Proposed regulations from the Department of Education aimed at resolving these and other gainful employment (GE) issues were recently published in the Federal Register. The rules are open for comment until June 20, 2023. Make comments here.

Gainful employment and greater transparency

The proposed rules are intended to establish a robust GE framework and improve the transparency of GE program outcomes for all postsecondary students. GE programs include nearly all educational programs at for-profit institutions of higher education and most non-degree programs at public and private non-profit institutions. The proposed regulations should protect students in these programs and taxpayers by eliminating federal student aid for career training programs that lead to unaffordable debts or low earnings.

The proposed GE rule would protect students by establishing two independent metrics:

  1. A debt-to-earnings ratio that compares the median earnings of graduates who received federal financial aid to the median annual payments on loan debt borrowed for the program.
  2. An earnings premium test that measures whether the typical graduate from a program receiving federal aid is earning at least as much as a typical high school graduate in their state.

Failing these metrics for one year would require the institution to warn students they are at risk of losing federal aid. Programs that fail the same metric in two of three consecutive years would have their eligibility to participate in federal aid programs revoked.

The proposed rules would protect the 703,000 plus students who enroll in the 1,800 career training programs in the U.S. These students constitute about 24% of those receiving federal student aid to enroll in GE programs annually.

At-risk students, in particular, could benefit significantly from these regulations because they could benefit the most from a postsecondary credential. The Department of Education estimates that institutions with better outcomes, including Historically Black Colleges and Universities and community colleges, will likely gain enrollment because of the proposed rule, as they will attract students that otherwise would have attended failing programs. On average, students who leave failing programs for alternative options earn 43% more money and incur 21% less debt, according to a Department of Education fact sheet.

Once the new rules are in effect on July 1, 2024, students and their families will gain better access to the data on the success rate of programs they are considering. A Department of Education website will provide information on program costs (including tuition and fees, books, and supplies), non-Federal grant aid, loan burden (including both private and Federal loans), earnings of completers, any applicable occupational and licensing requirements, and licensure success exam passage rates (where relevant). Prospective students and their families will be able to estimate how much they’ll pay to earn credentials and will also be able to see the debt and earnings ratios of program graduates.

This reporting will allow the department to give students and families a personalized estimate of what they'll pay out-of-pocket to earn credentials in specific postsecondary programs, along with crucial information on program graduates' debt and earnings outcomes.

The new rules would also require educational institutions to demonstrate that they can administer Title IV financial aid programs.
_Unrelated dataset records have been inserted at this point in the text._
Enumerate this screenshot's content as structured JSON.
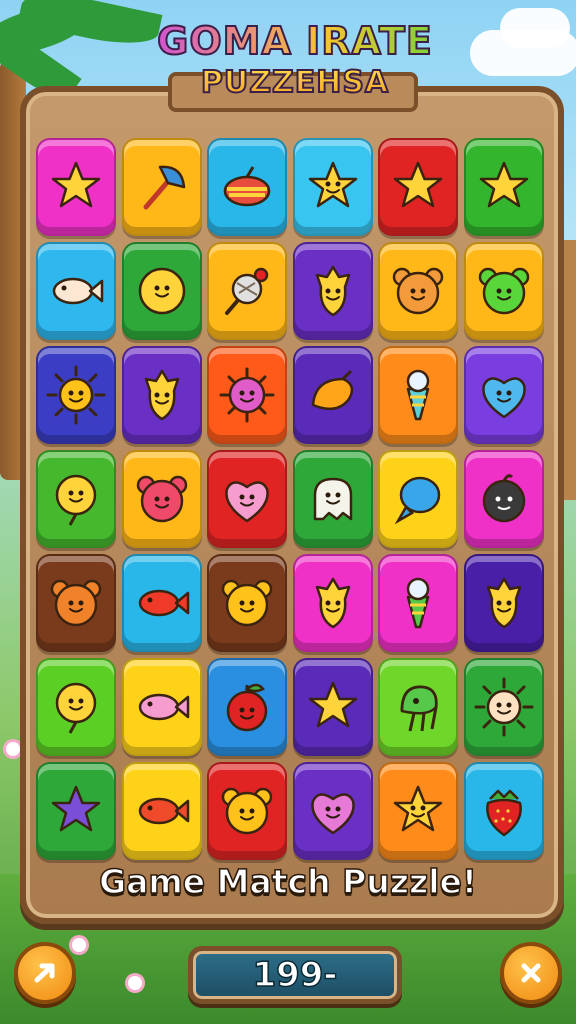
{
  "title": {
    "line1": "GOMA IRATE",
    "line2": "PUZZEHSA"
  },
  "caption": "Game Match Puzzle!",
  "score": "199-",
  "buttons": {
    "left_icon": "arrow-icon",
    "right_icon": "close-icon"
  },
  "board": {
    "rows": [
      [
        {
          "color": "#f031c8",
          "icon": "star",
          "fill": "#ffd33a"
        },
        {
          "color": "#ffb818",
          "icon": "arrow",
          "fill": "#3b8fd6"
        },
        {
          "color": "#29b6e8",
          "icon": "top",
          "fill": "#e74c3c"
        },
        {
          "color": "#38c5f0",
          "icon": "star-face",
          "fill": "#ffd33a"
        },
        {
          "color": "#e02424",
          "icon": "star",
          "fill": "#ffd33a"
        },
        {
          "color": "#33b52e",
          "icon": "star",
          "fill": "#ffd33a"
        }
      ],
      [
        {
          "color": "#2fb8ee",
          "icon": "fish",
          "fill": "#fbe7d2"
        },
        {
          "color": "#2fa83a",
          "icon": "smiley",
          "fill": "#ffd33a"
        },
        {
          "color": "#ffb818",
          "icon": "lollipop",
          "fill": "#e0e0e0"
        },
        {
          "color": "#6a2fc4",
          "icon": "drop-face",
          "fill": "#ffd33a"
        },
        {
          "color": "#ffb818",
          "icon": "bear",
          "fill": "#f39a3a"
        },
        {
          "color": "#ffb818",
          "icon": "bear",
          "fill": "#58d63a"
        }
      ],
      [
        {
          "color": "#3b3ec4",
          "icon": "sun",
          "fill": "#ffc21a"
        },
        {
          "color": "#6a2fc4",
          "icon": "drop-face",
          "fill": "#ffd33a"
        },
        {
          "color": "#ff5a1a",
          "icon": "virus",
          "fill": "#e05cc9"
        },
        {
          "color": "#5a2bb8",
          "icon": "mango",
          "fill": "#ffa51a"
        },
        {
          "color": "#ff8c1a",
          "icon": "cone",
          "fill": "#5ed0d6"
        },
        {
          "color": "#7a3de0",
          "icon": "heart-face",
          "fill": "#4fb8ee"
        }
      ],
      [
        {
          "color": "#46b82e",
          "icon": "balloon-face",
          "fill": "#ffd33a"
        },
        {
          "color": "#ffb818",
          "icon": "bear",
          "fill": "#ef4a6a"
        },
        {
          "color": "#e02424",
          "icon": "heart-face",
          "fill": "#f79ccf"
        },
        {
          "color": "#2fa83a",
          "icon": "ghost",
          "fill": "#f4f4ea"
        },
        {
          "color": "#ffd21a",
          "icon": "balloon",
          "fill": "#3aa6ea"
        },
        {
          "color": "#f031c8",
          "icon": "blob",
          "fill": "#3a3a3a"
        }
      ],
      [
        {
          "color": "#7a3b1c",
          "icon": "bear",
          "fill": "#f0822a"
        },
        {
          "color": "#29b6e8",
          "icon": "fish",
          "fill": "#ef3a2a"
        },
        {
          "color": "#7a3b1c",
          "icon": "bear",
          "fill": "#ffc21a"
        },
        {
          "color": "#f031c8",
          "icon": "drop-face",
          "fill": "#ffd33a"
        },
        {
          "color": "#f031c8",
          "icon": "cone",
          "fill": "#56c84a"
        },
        {
          "color": "#4a1fa8",
          "icon": "drop-face",
          "fill": "#ffd33a"
        }
      ],
      [
        {
          "color": "#5ccf24",
          "icon": "balloon-face",
          "fill": "#ffd33a"
        },
        {
          "color": "#ffd21a",
          "icon": "fish",
          "fill": "#f79ccf"
        },
        {
          "color": "#2a8fe0",
          "icon": "apple",
          "fill": "#e02424"
        },
        {
          "color": "#5a2bb8",
          "icon": "star",
          "fill": "#ffd33a"
        },
        {
          "color": "#6fd62a",
          "icon": "octopus",
          "fill": "#56c84a"
        },
        {
          "color": "#2fa83a",
          "icon": "sun",
          "fill": "#ffe2c2"
        }
      ],
      [
        {
          "color": "#2fa83a",
          "icon": "star",
          "fill": "#7a4ed6"
        },
        {
          "color": "#ffd21a",
          "icon": "fish",
          "fill": "#ef4a2a"
        },
        {
          "color": "#e02424",
          "icon": "bear",
          "fill": "#ffc21a"
        },
        {
          "color": "#6a2fc4",
          "icon": "heart-face",
          "fill": "#e67ad6"
        },
        {
          "color": "#ff8c1a",
          "icon": "star-face",
          "fill": "#ffd33a"
        },
        {
          "color": "#29b6e8",
          "icon": "strawberry",
          "fill": "#e02424"
        }
      ]
    ]
  }
}
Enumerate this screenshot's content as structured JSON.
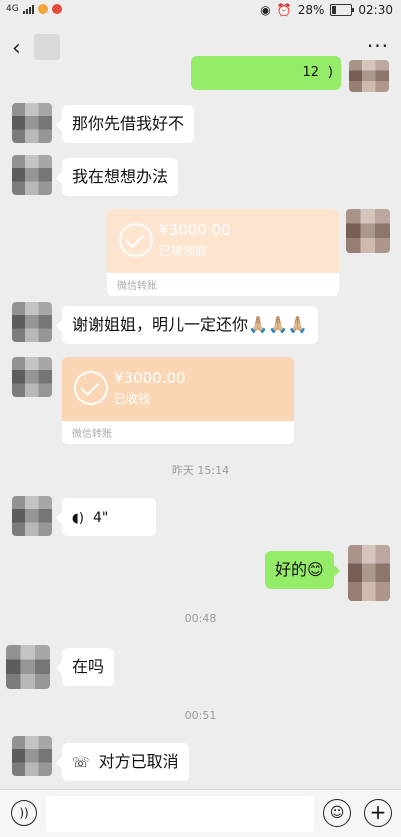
{
  "status_bar": {
    "network": "4G",
    "battery": "28%",
    "time": "02:30"
  },
  "header": {
    "back_icon": "chevron-left-icon",
    "more_icon": "more-dots-icon"
  },
  "messages": [
    {
      "type": "text",
      "side": "left",
      "text": "那你先借我好不"
    },
    {
      "type": "text",
      "side": "left",
      "text": "我在想想办法"
    },
    {
      "type": "transfer",
      "side": "right",
      "amount": "¥3000.00",
      "status": "已被领取",
      "source": "微信转账"
    },
    {
      "type": "text",
      "side": "left",
      "text": "谢谢姐姐，明儿一定还你",
      "emoji": "🙏🏼🙏🏼🙏🏼"
    },
    {
      "type": "transfer",
      "side": "left",
      "amount": "¥3000.00",
      "status": "已收钱",
      "source": "微信转账"
    },
    {
      "type": "time",
      "text": "昨天 15:14"
    },
    {
      "type": "voice",
      "side": "left",
      "text": "4\""
    },
    {
      "type": "text",
      "side": "right",
      "text": "好的",
      "emoji": "😊"
    },
    {
      "type": "time",
      "text": "00:48"
    },
    {
      "type": "text",
      "side": "left",
      "text": "在吗"
    },
    {
      "type": "time",
      "text": "00:51"
    },
    {
      "type": "call",
      "side": "left",
      "text": "对方已取消"
    }
  ],
  "top_partial": {
    "text": "12"
  }
}
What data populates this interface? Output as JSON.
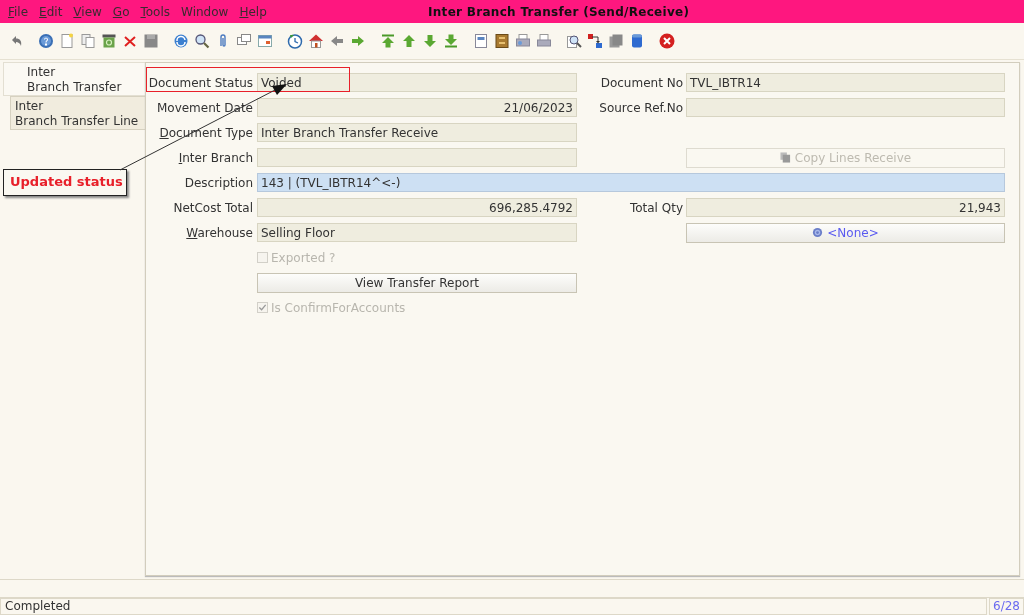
{
  "window": {
    "title": "Inter Branch Transfer (Send/Receive)"
  },
  "menu": [
    {
      "label": "File",
      "underline_first": true
    },
    {
      "label": "Edit",
      "underline_first": true
    },
    {
      "label": "View",
      "underline_first": true
    },
    {
      "label": "Go",
      "underline_first": true
    },
    {
      "label": "Tools",
      "underline_first": true
    },
    {
      "label": "Window",
      "underline_first": false
    },
    {
      "label": "Help",
      "underline_first": true
    }
  ],
  "tabs": [
    {
      "label": "Inter\nBranch Transfer",
      "selected": true
    },
    {
      "label": "Inter\nBranch Transfer Line",
      "selected": false
    }
  ],
  "form": {
    "rows": [
      {
        "left": {
          "kind": "field",
          "label": "Document Status",
          "value": "Voided",
          "editable": false
        },
        "right": {
          "kind": "field",
          "label": "Document No",
          "value": "TVL_IBTR14",
          "editable": false
        }
      },
      {
        "left": {
          "kind": "numeric_field",
          "label": "Movement Date",
          "value": "21/06/2023",
          "editable": false
        },
        "right": {
          "kind": "field",
          "label": "Source Ref.No",
          "editable": false
        }
      },
      {
        "left": {
          "kind": "field",
          "label": "Document Type",
          "value": "Inter Branch Transfer Receive",
          "editable": false,
          "underline_first": true
        }
      },
      {
        "left": {
          "kind": "field",
          "label": "Inter Branch",
          "editable": false,
          "underline_first": true
        },
        "right": {
          "kind": "copy_button",
          "label": "Copy Lines Receive",
          "disabled": true
        }
      },
      {
        "wide": {
          "kind": "field",
          "label": "Description",
          "value": "143 | (TVL_IBTR14^<-)",
          "editable": true
        }
      },
      {
        "left": {
          "kind": "numeric_field",
          "label": "NetCost Total",
          "value": "696,285.4792",
          "editable": false
        },
        "right": {
          "kind": "numeric_field",
          "label": "Total Qty",
          "value": "21,943",
          "editable": false
        }
      },
      {
        "left": {
          "kind": "field",
          "label": "Warehouse",
          "value": "Selling Floor",
          "editable": false,
          "underline_first": true
        },
        "right": {
          "kind": "lookup_button",
          "label": "<None>",
          "disabled": false
        }
      },
      {
        "left": {
          "kind": "checkbox",
          "label": "Exported ?",
          "checked": false,
          "disabled": true
        }
      },
      {
        "left": {
          "kind": "button",
          "label": "View Transfer Report",
          "disabled": false
        }
      },
      {
        "left": {
          "kind": "checkbox",
          "label": "Is ConfirmForAccounts",
          "checked": true,
          "disabled": true
        }
      }
    ]
  },
  "annotation": {
    "text": "Updated status",
    "highlight_box": true
  },
  "status_bar": {
    "message": "Completed",
    "record": "6/28"
  }
}
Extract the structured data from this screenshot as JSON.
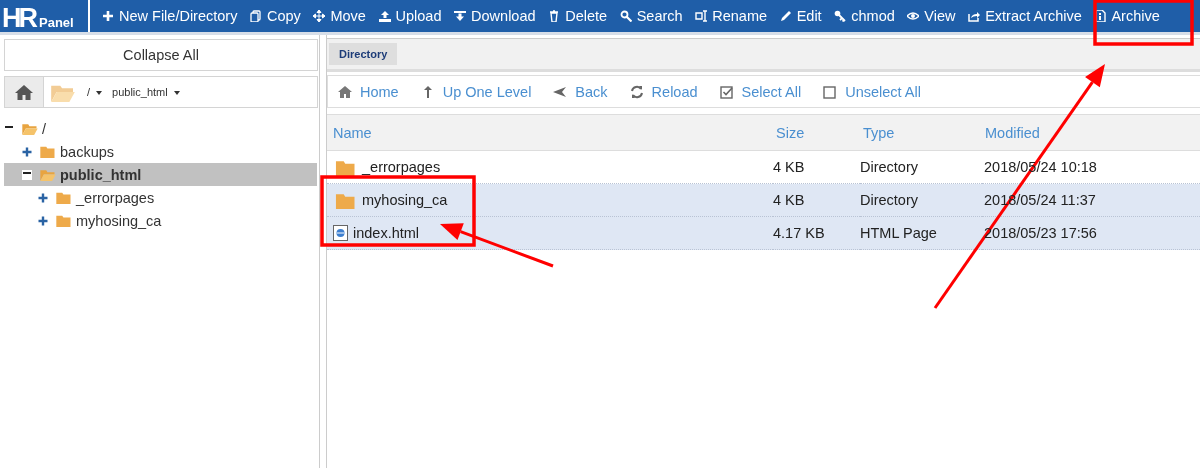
{
  "logo": {
    "main": "HR",
    "sub": "Panel"
  },
  "toolbar": [
    {
      "label": "New File/Directory"
    },
    {
      "label": "Copy"
    },
    {
      "label": "Move"
    },
    {
      "label": "Upload"
    },
    {
      "label": "Download"
    },
    {
      "label": "Delete"
    },
    {
      "label": "Search"
    },
    {
      "label": "Rename"
    },
    {
      "label": "Edit"
    },
    {
      "label": "chmod"
    },
    {
      "label": "View"
    },
    {
      "label": "Extract Archive"
    },
    {
      "label": "Archive"
    }
  ],
  "sidebar": {
    "collapse_button": "Collapse All",
    "path": [
      {
        "label": "/"
      },
      {
        "label": "public_html"
      }
    ],
    "tree": [
      {
        "label": "/",
        "expanded": true,
        "selected": false,
        "children": [
          {
            "label": "backups",
            "expanded": false,
            "selected": false
          },
          {
            "label": "public_html",
            "expanded": true,
            "selected": true,
            "children": [
              {
                "label": "_errorpages",
                "expanded": false,
                "selected": false
              },
              {
                "label": "myhosing_ca",
                "expanded": false,
                "selected": false
              }
            ]
          }
        ]
      }
    ]
  },
  "breadcrumb": [
    {
      "label": "Directory"
    }
  ],
  "nav": [
    {
      "label": "Home"
    },
    {
      "label": "Up One Level"
    },
    {
      "label": "Back"
    },
    {
      "label": "Reload"
    },
    {
      "label": "Select All"
    },
    {
      "label": "Unselect All"
    }
  ],
  "table": {
    "columns": [
      "Name",
      "Size",
      "Type",
      "Modified"
    ],
    "rows": [
      {
        "kind": "folder",
        "name": "_errorpages",
        "size": "4 KB",
        "type": "Directory",
        "modified": "2018/05/24 10:18",
        "selected": false
      },
      {
        "kind": "folder",
        "name": "myhosing_ca",
        "size": "4 KB",
        "type": "Directory",
        "modified": "2018/05/24 11:37",
        "selected": true
      },
      {
        "kind": "html",
        "name": "index.html",
        "size": "4.17 KB",
        "type": "HTML Page",
        "modified": "2018/05/23 17:56",
        "selected": true
      }
    ]
  },
  "annotations": [
    {
      "kind": "box"
    },
    {
      "kind": "box"
    },
    {
      "kind": "arrow"
    },
    {
      "kind": "arrow"
    }
  ]
}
Institutions that are not administratively capable may be required to provide financial protection or have their participation in aid programs limited, suspended, or terminated.

All comments must be submitted through the regulations.gov website at this link.